Work task =
Among the entries below, find the lines that contain the string "Activities". State only how many there are.

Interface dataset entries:
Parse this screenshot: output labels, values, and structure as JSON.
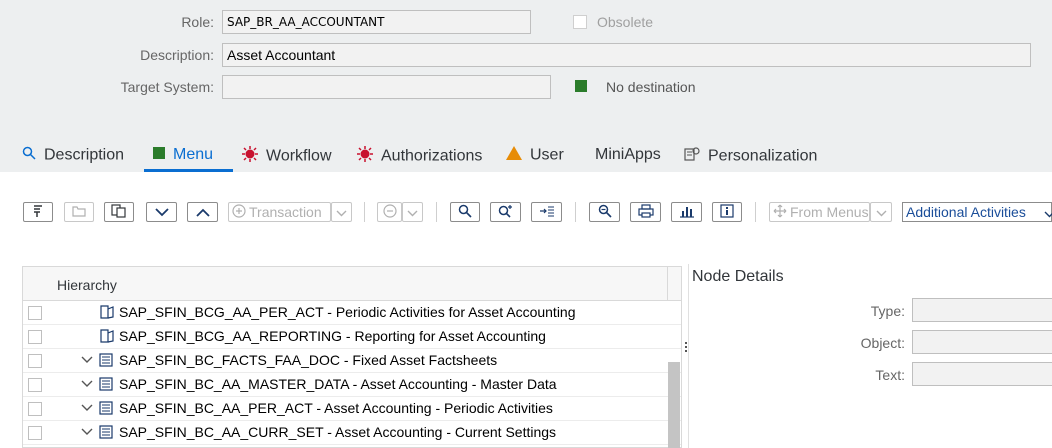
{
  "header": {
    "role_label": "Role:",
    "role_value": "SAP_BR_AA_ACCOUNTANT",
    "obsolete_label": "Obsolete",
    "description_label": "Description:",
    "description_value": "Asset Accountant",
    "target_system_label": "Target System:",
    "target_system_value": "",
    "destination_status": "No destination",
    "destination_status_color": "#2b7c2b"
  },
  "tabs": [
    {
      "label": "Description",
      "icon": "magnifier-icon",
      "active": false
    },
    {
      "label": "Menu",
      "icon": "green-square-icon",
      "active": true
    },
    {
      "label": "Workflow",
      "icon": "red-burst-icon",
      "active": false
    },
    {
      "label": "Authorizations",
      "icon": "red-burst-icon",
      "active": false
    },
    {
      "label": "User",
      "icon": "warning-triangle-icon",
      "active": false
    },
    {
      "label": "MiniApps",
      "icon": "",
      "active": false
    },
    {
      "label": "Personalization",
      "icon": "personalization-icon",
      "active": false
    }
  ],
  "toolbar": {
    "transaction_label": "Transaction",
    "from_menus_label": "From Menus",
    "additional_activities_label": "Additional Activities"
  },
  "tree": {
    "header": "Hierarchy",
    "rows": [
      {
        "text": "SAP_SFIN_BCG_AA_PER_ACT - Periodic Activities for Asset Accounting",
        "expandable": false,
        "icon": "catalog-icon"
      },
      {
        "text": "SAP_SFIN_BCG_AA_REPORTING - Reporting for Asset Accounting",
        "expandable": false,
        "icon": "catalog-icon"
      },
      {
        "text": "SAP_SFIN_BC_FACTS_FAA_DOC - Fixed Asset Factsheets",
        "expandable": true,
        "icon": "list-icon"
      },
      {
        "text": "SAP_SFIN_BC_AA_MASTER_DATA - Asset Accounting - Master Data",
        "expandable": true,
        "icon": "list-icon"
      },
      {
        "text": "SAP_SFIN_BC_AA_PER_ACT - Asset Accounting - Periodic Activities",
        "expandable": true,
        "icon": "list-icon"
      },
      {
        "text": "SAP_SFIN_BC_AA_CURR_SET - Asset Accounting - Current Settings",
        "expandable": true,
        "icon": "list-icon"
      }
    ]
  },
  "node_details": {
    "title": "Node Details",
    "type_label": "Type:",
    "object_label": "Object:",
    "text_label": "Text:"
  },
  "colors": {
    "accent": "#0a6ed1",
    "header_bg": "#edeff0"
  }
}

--

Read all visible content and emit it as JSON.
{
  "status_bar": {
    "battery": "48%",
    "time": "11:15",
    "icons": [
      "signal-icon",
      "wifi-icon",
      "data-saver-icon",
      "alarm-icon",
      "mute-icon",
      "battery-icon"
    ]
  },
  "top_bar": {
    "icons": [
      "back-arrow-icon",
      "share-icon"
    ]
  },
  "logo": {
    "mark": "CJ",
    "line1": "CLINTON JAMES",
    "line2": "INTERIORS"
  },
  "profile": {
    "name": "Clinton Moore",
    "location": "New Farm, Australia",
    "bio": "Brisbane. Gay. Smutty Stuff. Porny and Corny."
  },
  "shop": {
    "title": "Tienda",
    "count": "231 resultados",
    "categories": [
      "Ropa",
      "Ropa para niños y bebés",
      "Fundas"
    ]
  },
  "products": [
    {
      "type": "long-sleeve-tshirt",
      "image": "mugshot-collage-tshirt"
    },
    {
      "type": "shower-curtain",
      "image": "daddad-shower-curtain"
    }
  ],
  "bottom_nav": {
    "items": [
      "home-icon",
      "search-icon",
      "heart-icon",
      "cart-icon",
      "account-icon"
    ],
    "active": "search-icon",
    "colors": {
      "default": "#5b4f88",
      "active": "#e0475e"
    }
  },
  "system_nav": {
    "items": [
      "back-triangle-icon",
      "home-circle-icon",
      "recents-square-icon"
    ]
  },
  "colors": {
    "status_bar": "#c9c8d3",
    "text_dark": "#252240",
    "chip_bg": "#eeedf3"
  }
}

Answer for the task =
3